Though you can try to determine the value of a piece of machinery, there are a few techniques that don't really work well. Using standardized depreciation formats instead of considering the long-term viability of the equipment means you may have completely depreciated the assets you are still using on a regular basis, which provides an inaccurate view of your business' financial outlook. At the same time, basing the value on local sale prices or dealership offerings may also wreak havoc on your financial outlook, as other machines being offered for sale may be of higher or lower quality and maintenance than the machinery you own and need to appraise.

When an equipment appraiser looks at your business' equipment, he or she is not just looking at the age, manufacturer and model. Because machinery can be kept in a wide range of conditions and levels of maintenance and repair, a much closer approach must be undertaken to determine what the effective age of a machine is as well as the expected remaining useful life from that machinery.
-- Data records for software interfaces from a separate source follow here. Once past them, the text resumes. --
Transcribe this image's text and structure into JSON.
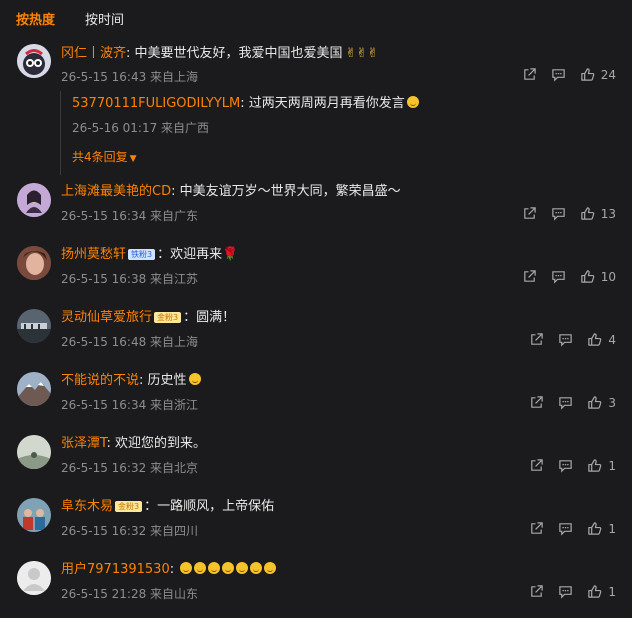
{
  "tabs": [
    {
      "label": "按热度",
      "active": true
    },
    {
      "label": "按时间",
      "active": false
    }
  ],
  "comments": [
    {
      "user": "冈仁丨波齐",
      "text": ": 中美要世代友好，我爱中国也爱美国",
      "emoji_count": 3,
      "emoji_name": "victory-hand",
      "time": "26-5-15 16:43 来自上海",
      "likes": "24"
    },
    {
      "user": "上海滩最美艳的CD",
      "text": ": 中美友谊万岁～世界大同，繁荣昌盛～",
      "time": "26-5-15 16:34 来自广东",
      "likes": "13"
    },
    {
      "user": "扬州莫愁轩",
      "badge": "铁粉3",
      "text": "：欢迎再来",
      "emoji_name": "rose",
      "time": "26-5-15 16:38 来自江苏",
      "likes": "10"
    },
    {
      "user": "灵动仙草爱旅行",
      "badge": "金粉3",
      "text": "：圆满！",
      "time": "26-5-15 16:48 来自上海",
      "likes": "4"
    },
    {
      "user": "不能说的不说",
      "text": ": 历史性",
      "emoji_name": "laugh-cry",
      "time": "26-5-15 16:34 来自浙江",
      "likes": "3"
    },
    {
      "user": "张泽潭T",
      "text": ": 欢迎您的到来。",
      "time": "26-5-15 16:32 来自北京",
      "likes": "1"
    },
    {
      "user": "阜东木易",
      "badge": "金粉3",
      "text": "：一路顺风，上帝保佑",
      "time": "26-5-15 16:32 来自四川",
      "likes": "1"
    },
    {
      "user": "用户7971391530",
      "text": ": ",
      "emoji_count": 7,
      "emoji_name": "laugh-cry",
      "time": "26-5-15 21:28 来自山东",
      "likes": "1"
    }
  ],
  "reply": {
    "user": "53770111FULIGODILYYLM",
    "text": ": 过两天两周两月再看你发言",
    "emoji_name": "face-emoji",
    "time": "26-5-16 01:17 来自广西",
    "more": "共4条回复"
  },
  "colors": {
    "accent": "#ff8200",
    "bg": "#1b1b1d",
    "text": "#e6e6e6",
    "meta": "#8d8d8d"
  }
}
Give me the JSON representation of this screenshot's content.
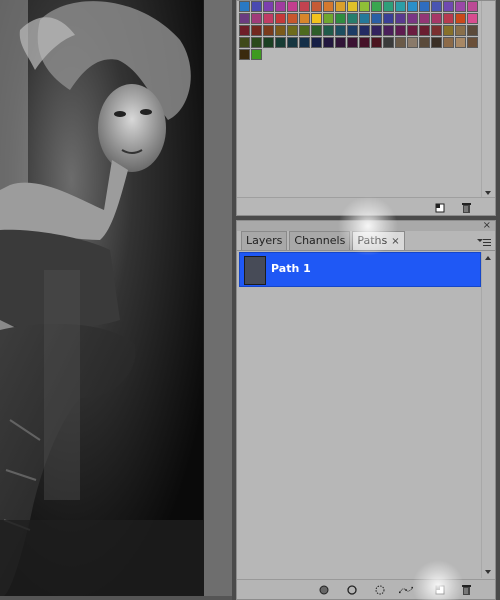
{
  "swatches": {
    "colors": [
      "#2a79c4",
      "#4a4ab0",
      "#7b3fae",
      "#a03c9f",
      "#c23f8e",
      "#c24350",
      "#c65b36",
      "#d3792f",
      "#dba02b",
      "#e0c12a",
      "#8fbf37",
      "#3aa64f",
      "#2f9e7a",
      "#2c9ea7",
      "#2b8fc8",
      "#2f6dbf",
      "#4a55b2",
      "#6f4ab0",
      "#9a48a7",
      "#bc4a95",
      "#6b3b7f",
      "#a03b7a",
      "#c03c64",
      "#c4393a",
      "#c8572e",
      "#d7862b",
      "#f2c21c",
      "#6fa62f",
      "#2f8c40",
      "#277d6c",
      "#25789a",
      "#2a5fa5",
      "#3a3f96",
      "#5a3a8f",
      "#7a3785",
      "#933675",
      "#a63767",
      "#b73a4f",
      "#c9491b",
      "#d74d8f",
      "#6e1e28",
      "#73281f",
      "#7a3b1c",
      "#7b5a1a",
      "#6e6b1c",
      "#4d6a1e",
      "#2d5e2a",
      "#1f5a4a",
      "#1c4e60",
      "#1d3c66",
      "#232b63",
      "#33235e",
      "#4a1f5a",
      "#5e1c50",
      "#6b1c40",
      "#6a1e30",
      "#7a2f2f",
      "#87702a",
      "#896f4a",
      "#5b4a3a",
      "#3f4a1a",
      "#2b4a1a",
      "#1b3f22",
      "#173c34",
      "#163640",
      "#142f48",
      "#161f45",
      "#22173f",
      "#311538",
      "#3c1333",
      "#461228",
      "#4c1520",
      "#3a3a3a",
      "#6a5a48",
      "#8a7a6a",
      "#5a4a3a",
      "#3b2f25",
      "#8c6a48",
      "#a88865",
      "#6a4f38",
      "#3a2a0e",
      "#3e9a1f"
    ]
  },
  "paths_panel": {
    "tabs": [
      {
        "label": "Layers"
      },
      {
        "label": "Channels"
      },
      {
        "label": "Paths",
        "close": "×"
      }
    ],
    "active_tab": "Paths",
    "close_glyph": "×",
    "rows": [
      {
        "label": "Path 1",
        "selected": true
      }
    ]
  },
  "colors": {
    "selection": "#1f58f5",
    "panel_bg": "#b7b7b7",
    "dock_bg": "#4a4a4a"
  },
  "icons": {
    "swatches_footer": [
      "new-swatch-icon",
      "trash-icon"
    ],
    "paths_footer": [
      "fill-path-icon",
      "stroke-path-icon",
      "load-selection-icon",
      "make-work-path-icon",
      "new-path-icon",
      "trash-icon"
    ]
  }
}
But what kind of details are considered during equipment appraisals? Let's continue on for a look.

How Machinery Valuation Specialists Determine Effective Life

So how do machinery appraisers determine the effective useful life of your equipment? They take a good look at the machinery, to see whether it has had excessive wear and tear or other signs of abuse, such as dents, welded repairs or similar concerns. Other areas they'll consider is the working environment and how well the machine has been protected from the elements. They'll take a look at your maintenance and repair logs to ensure that the equipment has received proper care or whether there are outstanding issues that could lead to further problems down the road. They'll consider the hours meter and whether the degree of wear matches up to what they'd expect from machinery with that amount of use. Beyond the machines you own and hare having appraised, they'll also take into consideration similar machines they've appraised in the area and how long they tend to last, basing your machine's potential effective life on all these factors.

By knowing your company's equipment appraisals are accurate and based on solid methodology, you're able to make better decisions in the future that will benefit your company, such as determining when to plan for expected machinery changes as older assets reach end of life. By having a quality, certified machine appraiser take a good look at your machinery and determining its effective age and potential future lifespan, you have legal documentation of the condition of your machinery for financial or insurance purposes if needed. If you have any further questions on how effective life is determined or want to schedule an equipment appraisal, please contact us today. Our highly-trained, certified staff are always happy to help with your equipment appraisal needs.

Tags: Asset Depreciation, normal useful life, effective age, remaining useful life